In times gone by, much emphasis was placed on each person preparing their hearts before coming to the Lord’s Supper table. This came from taking 1 Corinthians 11:27-32 seriously, which speaks of the need for self-examination and self-judgement, to make the most of the Lord’s Supper itself and to avoid God’s judgement for taking it ‘unworthily’.
One old order of service talks about the Lord’s Supper like this: “For as the benefit is great, if with a true penitent heart and lively faith we receive that holy Sacrament… so is the danger great, if we receive the same unworthily.”
“For as the benefit is great, if with a true penitent heart and lively faith we receive that holy Sacrament… so is the danger great, if we receive the same unworthily.”
Of course, this doesn’t mean that only those who are completely perfect get to take part in the Lord’s Supper. If that were true, the bread and wine would go untouched! Rather it means that those who come are those who have a living faith in Jesus, are trusting him for salvation, and desire to recognise and turn away from their sin. In fact, those who claim to be perfect may actually be those who are ‘unworthy’, who have given into their sin with desensitised consciences (see 1 Timothy 4:2), and who deny their need for God’s continuous mercy and grace through Jesus (see 1 John 1:8, 10).
Often in our services, the encouragement to prepare hearts for the Lord’s Supper happens a few minutes before we serve the bread and grape juice. Not that long ago (and I’m sure some churches still do), the pastor would encourage the congregation the week before to begin preparing for the Lord’s Supper next Sunday.
This preparation usually involved some personal reflection during the week on what the Lord’s Supper actually means, perhaps by reading and reflecting on passages of Scripture such as Matthew 26:26-29, Luke 22:14-23 or 1 Corinthians 11:23-32. It involved measuring profession by practice (Matthew 12:8). It involved serious searching and examining of hearts by meditating on such Scriptures as Mark 12:29-31, and, if necessary, acting upon what was discovered. That may mean confessing and repenting before the Lord of sins you were previously unaware of. It may mean forgiving someone, as Jesus forgave you (Ephesians 4:32). It may mean going to a person you have sinned against and making things right (Matthew 5:23-24), as far as you are able, in the Lord’s strength (Romans 12:18).

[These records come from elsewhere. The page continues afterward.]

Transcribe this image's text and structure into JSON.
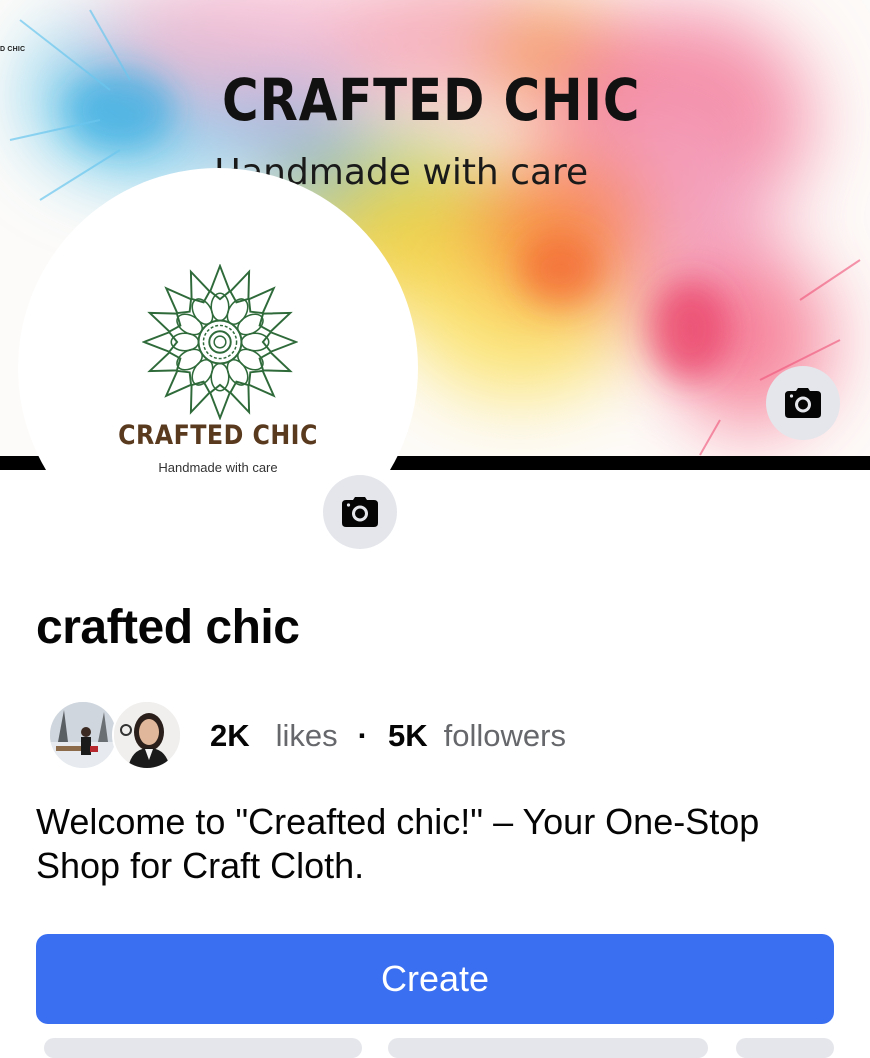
{
  "cover": {
    "corner_text": "D CHIC",
    "title": "CRAFTED CHIC",
    "subtitle": "Handmade with care",
    "camera_icon": "camera-icon"
  },
  "profile_picture": {
    "logo_name": "CRAFTED CHIC",
    "logo_tagline": "Handmade with care",
    "camera_icon": "camera-icon"
  },
  "page": {
    "name": "crafted chic",
    "stats": {
      "likes_count": "2K",
      "likes_label": "likes",
      "separator": "·",
      "followers_count": "5K",
      "followers_label": "followers"
    },
    "bio": "Welcome to \"Creafted chic!\" – Your One-Stop Shop for Craft Cloth."
  },
  "actions": {
    "create_label": "Create"
  },
  "colors": {
    "primary_button": "#3a6ff2",
    "secondary_text": "#65676b",
    "icon_button_bg": "#e4e6eb",
    "logo_green": "#2f6b3a",
    "logo_brown": "#5a3a1f"
  }
}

There was often an invitation too, that if anyone preparing their hearts for the Lord’s Supper remains troubled, struggles with a nagging conscience, or doubts the fullness of God’s grace for them in Jesus, they should come and see the pastor for counsel so thatthey can enjoy the Lord’s Supper with the rest of the church. And there’s a whole week to do that. (I would gladly meet with anyone who feels they need counsel, advice or comfort because they want to take the Lord’s Supper this Sunday).
We intend to celebrate the Lord’s Supper this Sunday at our 7.45am and 9.30am services. What preparation might you need to make over the next few days before you come to the Lord’s Table?